clock menu more-arrow no yes

Filed under:

Kurt Rambis, According to a Lakers Fan

New, comments

As I often do in matters of the Lakers, I tabbed my good friend Kurt from Forum Blue & Gold to espouse on Kurt Rambis, The Coach. Kurt's words follow.

Rambis did a pretty good job in his short stint as Lakers coach in the strike-shortened 1998-99 season. He won 65% of his regular season games with a team that had Kobe and Shaq, then won the first-round playoff series before being swept by San Antonio in the second round. He followed in a long line of guys (Del Harris among them) that just couldn't get that team (with Glen Rice, Rick Fox, Derek Harper, Eddie Jones and others) to play any defense. They were second in the NBA in offensive efficiency that year, 24th in defense. (Damn, suddenly that sounds familiar....)

Phil Jackson came in the next year and Rambis, always the good company man, was bumped up to the front office. Eventually Phil brought him back to the bench and in recent years Rambis has been the #2 guy -- running the Summer League team, running practices when Phil is at the dentist, talking to the media a lot.

He seems capable -- what he lacked that first go-round was the ability to really reach his superstars. Now he's sat at Phil Jackson's feet for a number of seasons, you have to think he learned some lessons about relating to players. He came out of a 1980s Lakers team that was the epitome of teamwork, sometimes I think its hard for former players from those kinds of teams to recreate that feeling as a coach. He struggled the first time, but may have a better and more mature understanding of that now.
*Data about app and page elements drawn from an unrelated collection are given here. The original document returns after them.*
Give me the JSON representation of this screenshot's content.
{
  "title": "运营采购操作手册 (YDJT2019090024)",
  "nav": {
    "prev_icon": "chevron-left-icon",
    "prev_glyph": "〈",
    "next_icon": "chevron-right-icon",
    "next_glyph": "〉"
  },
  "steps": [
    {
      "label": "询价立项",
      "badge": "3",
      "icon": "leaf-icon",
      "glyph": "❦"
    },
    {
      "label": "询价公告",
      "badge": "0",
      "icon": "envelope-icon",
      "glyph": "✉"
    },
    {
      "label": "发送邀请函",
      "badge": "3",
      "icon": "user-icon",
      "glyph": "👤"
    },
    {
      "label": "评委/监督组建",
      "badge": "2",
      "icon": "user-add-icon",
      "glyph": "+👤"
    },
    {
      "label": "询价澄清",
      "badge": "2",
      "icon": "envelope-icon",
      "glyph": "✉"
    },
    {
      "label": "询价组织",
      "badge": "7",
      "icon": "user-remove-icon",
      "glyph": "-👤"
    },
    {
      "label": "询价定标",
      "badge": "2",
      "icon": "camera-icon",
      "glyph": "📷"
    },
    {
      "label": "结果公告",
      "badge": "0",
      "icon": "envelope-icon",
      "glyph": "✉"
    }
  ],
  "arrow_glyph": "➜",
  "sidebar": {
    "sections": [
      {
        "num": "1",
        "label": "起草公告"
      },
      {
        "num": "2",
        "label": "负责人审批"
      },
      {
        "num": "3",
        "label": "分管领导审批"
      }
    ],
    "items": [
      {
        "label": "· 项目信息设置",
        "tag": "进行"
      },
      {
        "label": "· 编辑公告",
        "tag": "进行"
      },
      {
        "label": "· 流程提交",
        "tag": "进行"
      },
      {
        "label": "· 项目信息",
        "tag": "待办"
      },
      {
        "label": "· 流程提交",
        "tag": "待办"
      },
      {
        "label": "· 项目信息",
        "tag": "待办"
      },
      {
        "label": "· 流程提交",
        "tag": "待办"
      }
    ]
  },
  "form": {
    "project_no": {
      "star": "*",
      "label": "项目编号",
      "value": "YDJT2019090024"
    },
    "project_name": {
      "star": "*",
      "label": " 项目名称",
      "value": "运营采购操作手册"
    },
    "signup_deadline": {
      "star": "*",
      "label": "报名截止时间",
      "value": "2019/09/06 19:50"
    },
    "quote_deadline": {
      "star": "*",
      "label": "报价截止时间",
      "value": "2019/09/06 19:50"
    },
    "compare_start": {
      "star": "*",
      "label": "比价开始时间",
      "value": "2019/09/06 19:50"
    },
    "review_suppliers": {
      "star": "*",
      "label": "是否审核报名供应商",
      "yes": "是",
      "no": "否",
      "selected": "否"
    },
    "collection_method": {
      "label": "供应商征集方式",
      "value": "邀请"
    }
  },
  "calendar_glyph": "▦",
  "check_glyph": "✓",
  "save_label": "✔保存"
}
By the way, I have no idea if he'd bring the triangle with him. Brad Miller could thrive in that system, your boy Martin in the attacking MJ/Kobe role could be very interesting, but Bibby would hate it. HATE IT. Ask Gary Payton.


Honestly, the triangle hadn't crossed my mind once in all this Rambis/Brian Shaw talk. Rambis has been around the system for several years now, surely talking shop with Lakers consultant/triangle inventor Tex Winter. I imagine Geoff Petrie is asking what kinds of offensive systems the prospective coaches would like to bring to Sacramento, and I'm really damn curious now to see how in love with the triangle Rambis is. Miller would be much more well-served in that system than he was in Musselman's quizzical 'dribble-around-the-perimeter-and-shoot-at-some-point' playset.

Kurt also penned a thoughtful retrospective on Rambis The Player a couple summers ago. We only got Rambo in a Kings jersey for a cup of coffee. It's well worth reading what he meant to Showtime on the court.